● Material provided:

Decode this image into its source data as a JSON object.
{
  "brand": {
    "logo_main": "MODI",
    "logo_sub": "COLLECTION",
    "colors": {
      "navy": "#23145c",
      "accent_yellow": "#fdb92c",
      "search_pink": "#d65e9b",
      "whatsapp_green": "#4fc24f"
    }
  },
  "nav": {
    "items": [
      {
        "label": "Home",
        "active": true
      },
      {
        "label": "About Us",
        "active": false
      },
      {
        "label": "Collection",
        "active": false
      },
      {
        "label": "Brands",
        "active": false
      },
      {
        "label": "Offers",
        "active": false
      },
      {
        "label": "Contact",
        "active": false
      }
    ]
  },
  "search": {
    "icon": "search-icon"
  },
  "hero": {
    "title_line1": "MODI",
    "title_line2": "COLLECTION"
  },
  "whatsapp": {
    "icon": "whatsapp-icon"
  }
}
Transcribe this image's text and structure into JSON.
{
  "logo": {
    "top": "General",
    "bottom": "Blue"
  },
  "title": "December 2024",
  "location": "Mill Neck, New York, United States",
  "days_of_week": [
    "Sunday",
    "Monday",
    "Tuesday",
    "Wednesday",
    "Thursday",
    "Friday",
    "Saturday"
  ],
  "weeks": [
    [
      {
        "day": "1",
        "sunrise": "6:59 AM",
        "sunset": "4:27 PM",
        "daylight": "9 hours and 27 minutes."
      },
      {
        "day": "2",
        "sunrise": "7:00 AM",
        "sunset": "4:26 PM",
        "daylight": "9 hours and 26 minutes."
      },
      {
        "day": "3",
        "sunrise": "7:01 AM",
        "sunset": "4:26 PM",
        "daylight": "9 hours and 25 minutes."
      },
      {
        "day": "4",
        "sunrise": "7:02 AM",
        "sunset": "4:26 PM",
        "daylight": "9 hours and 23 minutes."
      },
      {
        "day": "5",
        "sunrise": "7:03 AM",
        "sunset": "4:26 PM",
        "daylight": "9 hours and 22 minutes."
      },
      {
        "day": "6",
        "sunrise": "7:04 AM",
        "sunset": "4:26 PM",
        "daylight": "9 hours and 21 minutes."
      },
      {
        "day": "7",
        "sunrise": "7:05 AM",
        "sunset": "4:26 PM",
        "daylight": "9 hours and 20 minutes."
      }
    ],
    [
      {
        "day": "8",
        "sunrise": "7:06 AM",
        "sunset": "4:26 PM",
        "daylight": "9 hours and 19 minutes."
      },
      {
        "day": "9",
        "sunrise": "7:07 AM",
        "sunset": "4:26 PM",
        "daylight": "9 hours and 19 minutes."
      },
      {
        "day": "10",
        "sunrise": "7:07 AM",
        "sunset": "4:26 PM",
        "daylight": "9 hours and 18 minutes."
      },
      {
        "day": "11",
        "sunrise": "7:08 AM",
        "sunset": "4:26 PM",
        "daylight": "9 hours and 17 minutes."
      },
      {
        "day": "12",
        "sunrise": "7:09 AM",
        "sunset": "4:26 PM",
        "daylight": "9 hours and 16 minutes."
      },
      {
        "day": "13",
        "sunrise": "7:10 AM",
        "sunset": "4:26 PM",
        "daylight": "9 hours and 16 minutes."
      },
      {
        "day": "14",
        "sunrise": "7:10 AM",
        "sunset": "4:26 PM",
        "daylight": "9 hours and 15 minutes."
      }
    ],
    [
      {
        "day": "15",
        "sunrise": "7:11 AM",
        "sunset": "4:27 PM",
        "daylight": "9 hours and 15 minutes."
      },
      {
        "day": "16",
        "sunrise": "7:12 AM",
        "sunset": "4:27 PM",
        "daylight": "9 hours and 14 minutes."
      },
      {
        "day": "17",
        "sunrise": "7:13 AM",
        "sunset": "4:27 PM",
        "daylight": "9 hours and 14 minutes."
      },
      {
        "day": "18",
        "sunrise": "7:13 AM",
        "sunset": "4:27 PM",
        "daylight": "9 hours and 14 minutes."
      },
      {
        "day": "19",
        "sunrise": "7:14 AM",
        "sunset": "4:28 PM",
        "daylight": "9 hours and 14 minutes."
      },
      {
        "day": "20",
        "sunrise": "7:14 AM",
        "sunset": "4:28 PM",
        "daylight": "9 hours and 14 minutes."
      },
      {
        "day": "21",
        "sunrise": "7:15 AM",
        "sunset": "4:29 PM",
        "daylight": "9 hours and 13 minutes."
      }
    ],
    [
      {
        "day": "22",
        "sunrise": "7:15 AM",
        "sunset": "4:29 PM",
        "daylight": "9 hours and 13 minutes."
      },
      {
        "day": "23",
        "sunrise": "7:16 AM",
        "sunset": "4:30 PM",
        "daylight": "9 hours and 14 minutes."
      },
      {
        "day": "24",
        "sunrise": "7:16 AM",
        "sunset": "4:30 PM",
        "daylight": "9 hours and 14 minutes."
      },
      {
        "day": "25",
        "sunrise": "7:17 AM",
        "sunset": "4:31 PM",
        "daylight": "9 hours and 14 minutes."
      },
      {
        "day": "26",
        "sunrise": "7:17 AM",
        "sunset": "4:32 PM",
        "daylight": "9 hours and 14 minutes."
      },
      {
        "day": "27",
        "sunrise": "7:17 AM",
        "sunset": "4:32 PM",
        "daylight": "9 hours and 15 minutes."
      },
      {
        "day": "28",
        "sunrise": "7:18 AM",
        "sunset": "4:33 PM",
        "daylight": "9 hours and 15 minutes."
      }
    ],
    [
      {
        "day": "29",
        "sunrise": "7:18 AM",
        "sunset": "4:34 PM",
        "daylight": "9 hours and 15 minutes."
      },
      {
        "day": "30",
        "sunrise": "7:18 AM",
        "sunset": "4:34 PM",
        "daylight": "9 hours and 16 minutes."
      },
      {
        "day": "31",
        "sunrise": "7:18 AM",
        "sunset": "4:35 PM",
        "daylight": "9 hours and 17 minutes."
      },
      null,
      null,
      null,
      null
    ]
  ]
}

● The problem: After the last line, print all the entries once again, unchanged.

● Task result:
Decode this image into its source data as a JSON object.
{
  "brand": {
    "logo_main": "MODI",
    "logo_sub": "COLLECTION",
    "colors": {
      "navy": "#23145c",
      "accent_yellow": "#fdb92c",
      "search_pink": "#d65e9b",
      "whatsapp_green": "#4fc24f"
    }
  },
  "nav": {
    "items": [
      {
        "label": "Home",
        "active": true
      },
      {
        "label": "About Us",
        "active": false
      },
      {
        "label": "Collection",
        "active": false
      },
      {
        "label": "Brands",
        "active": false
      },
      {
        "label": "Offers",
        "active": false
      },
      {
        "label": "Contact",
        "active": false
      }
    ]
  },
  "search": {
    "icon": "search-icon"
  },
  "hero": {
    "title_line1": "MODI",
    "title_line2": "COLLECTION"
  },
  "whatsapp": {
    "icon": "whatsapp-icon"
  }
}
Transcribe this image's text and structure into JSON.
{
  "logo": {
    "top": "General",
    "bottom": "Blue"
  },
  "title": "December 2024",
  "location": "Mill Neck, New York, United States",
  "days_of_week": [
    "Sunday",
    "Monday",
    "Tuesday",
    "Wednesday",
    "Thursday",
    "Friday",
    "Saturday"
  ],
  "weeks": [
    [
      {
        "day": "1",
        "sunrise": "6:59 AM",
        "sunset": "4:27 PM",
        "daylight": "9 hours and 27 minutes."
      },
      {
        "day": "2",
        "sunrise": "7:00 AM",
        "sunset": "4:26 PM",
        "daylight": "9 hours and 26 minutes."
      },
      {
        "day": "3",
        "sunrise": "7:01 AM",
        "sunset": "4:26 PM",
        "daylight": "9 hours and 25 minutes."
      },
      {
        "day": "4",
        "sunrise": "7:02 AM",
        "sunset": "4:26 PM",
        "daylight": "9 hours and 23 minutes."
      },
      {
        "day": "5",
        "sunrise": "7:03 AM",
        "sunset": "4:26 PM",
        "daylight": "9 hours and 22 minutes."
      },
      {
        "day": "6",
        "sunrise": "7:04 AM",
        "sunset": "4:26 PM",
        "daylight": "9 hours and 21 minutes."
      },
      {
        "day": "7",
        "sunrise": "7:05 AM",
        "sunset": "4:26 PM",
        "daylight": "9 hours and 20 minutes."
      }
    ],
    [
      {
        "day": "8",
        "sunrise": "7:06 AM",
        "sunset": "4:26 PM",
        "daylight": "9 hours and 19 minutes."
      },
      {
        "day": "9",
        "sunrise": "7:07 AM",
        "sunset": "4:26 PM",
        "daylight": "9 hours and 19 minutes."
      },
      {
        "day": "10",
        "sunrise": "7:07 AM",
        "sunset": "4:26 PM",
        "daylight": "9 hours and 18 minutes."
      },
      {
        "day": "11",
        "sunrise": "7:08 AM",
        "sunset": "4:26 PM",
        "daylight": "9 hours and 17 minutes."
      },
      {
        "day": "12",
        "sunrise": "7:09 AM",
        "sunset": "4:26 PM",
        "daylight": "9 hours and 16 minutes."
      },
      {
        "day": "13",
        "sunrise": "7:10 AM",
        "sunset": "4:26 PM",
        "daylight": "9 hours and 16 minutes."
      },
      {
        "day": "14",
        "sunrise": "7:10 AM",
        "sunset": "4:26 PM",
        "daylight": "9 hours and 15 minutes."
      }
    ],
    [
      {
        "day": "15",
        "sunrise": "7:11 AM",
        "sunset": "4:27 PM",
        "daylight": "9 hours and 15 minutes."
      },
      {
        "day": "16",
        "sunrise": "7:12 AM",
        "sunset": "4:27 PM",
        "daylight": "9 hours and 14 minutes."
      },
      {
        "day": "17",
        "sunrise": "7:13 AM",
        "sunset": "4:27 PM",
        "daylight": "9 hours and 14 minutes."
      },
      {
        "day": "18",
        "sunrise": "7:13 AM",
        "sunset": "4:27 PM",
        "daylight": "9 hours and 14 minutes."
      },
      {
        "day": "19",
        "sunrise": "7:14 AM",
        "sunset": "4:28 PM",
        "daylight": "9 hours and 14 minutes."
      },
      {
        "day": "20",
        "sunrise": "7:14 AM",
        "sunset": "4:28 PM",
        "daylight": "9 hours and 14 minutes."
      },
      {
        "day": "21",
        "sunrise": "7:15 AM",
        "sunset": "4:29 PM",
        "daylight": "9 hours and 13 minutes."
      }
    ],
    [
      {
        "day": "22",
        "sunrise": "7:15 AM",
        "sunset": "4:29 PM",
        "daylight": "9 hours and 13 minutes."
      },
      {
        "day": "23",
        "sunrise": "7:16 AM",
        "sunset": "4:30 PM",
        "daylight": "9 hours and 14 minutes."
      },
      {
        "day": "24",
        "sunrise": "7:16 AM",
        "sunset": "4:30 PM",
        "daylight": "9 hours and 14 minutes."
      },
      {
        "day": "25",
        "sunrise": "7:17 AM",
        "sunset": "4:31 PM",
        "daylight": "9 hours and 14 minutes."
      },
      {
        "day": "26",
        "sunrise": "7:17 AM",
        "sunset": "4:32 PM",
        "daylight": "9 hours and 14 minutes."
      },
      {
        "day": "27",
        "sunrise": "7:17 AM",
        "sunset": "4:32 PM",
        "daylight": "9 hours and 15 minutes."
      },
      {
        "day": "28",
        "sunrise": "7:18 AM",
        "sunset": "4:33 PM",
        "daylight": "9 hours and 15 minutes."
      }
    ],
    [
      {
        "day": "29",
        "sunrise": "7:18 AM",
        "sunset": "4:34 PM",
        "daylight": "9 hours and 15 minutes."
      },
      {
        "day": "30",
        "sunrise": "7:18 AM",
        "sunset": "4:34 PM",
        "daylight": "9 hours and 16 minutes."
      },
      {
        "day": "31",
        "sunrise": "7:18 AM",
        "sunset": "4:35 PM",
        "daylight": "9 hours and 17 minutes."
      },
      null,
      null,
      null,
      null
    ]
  ]
}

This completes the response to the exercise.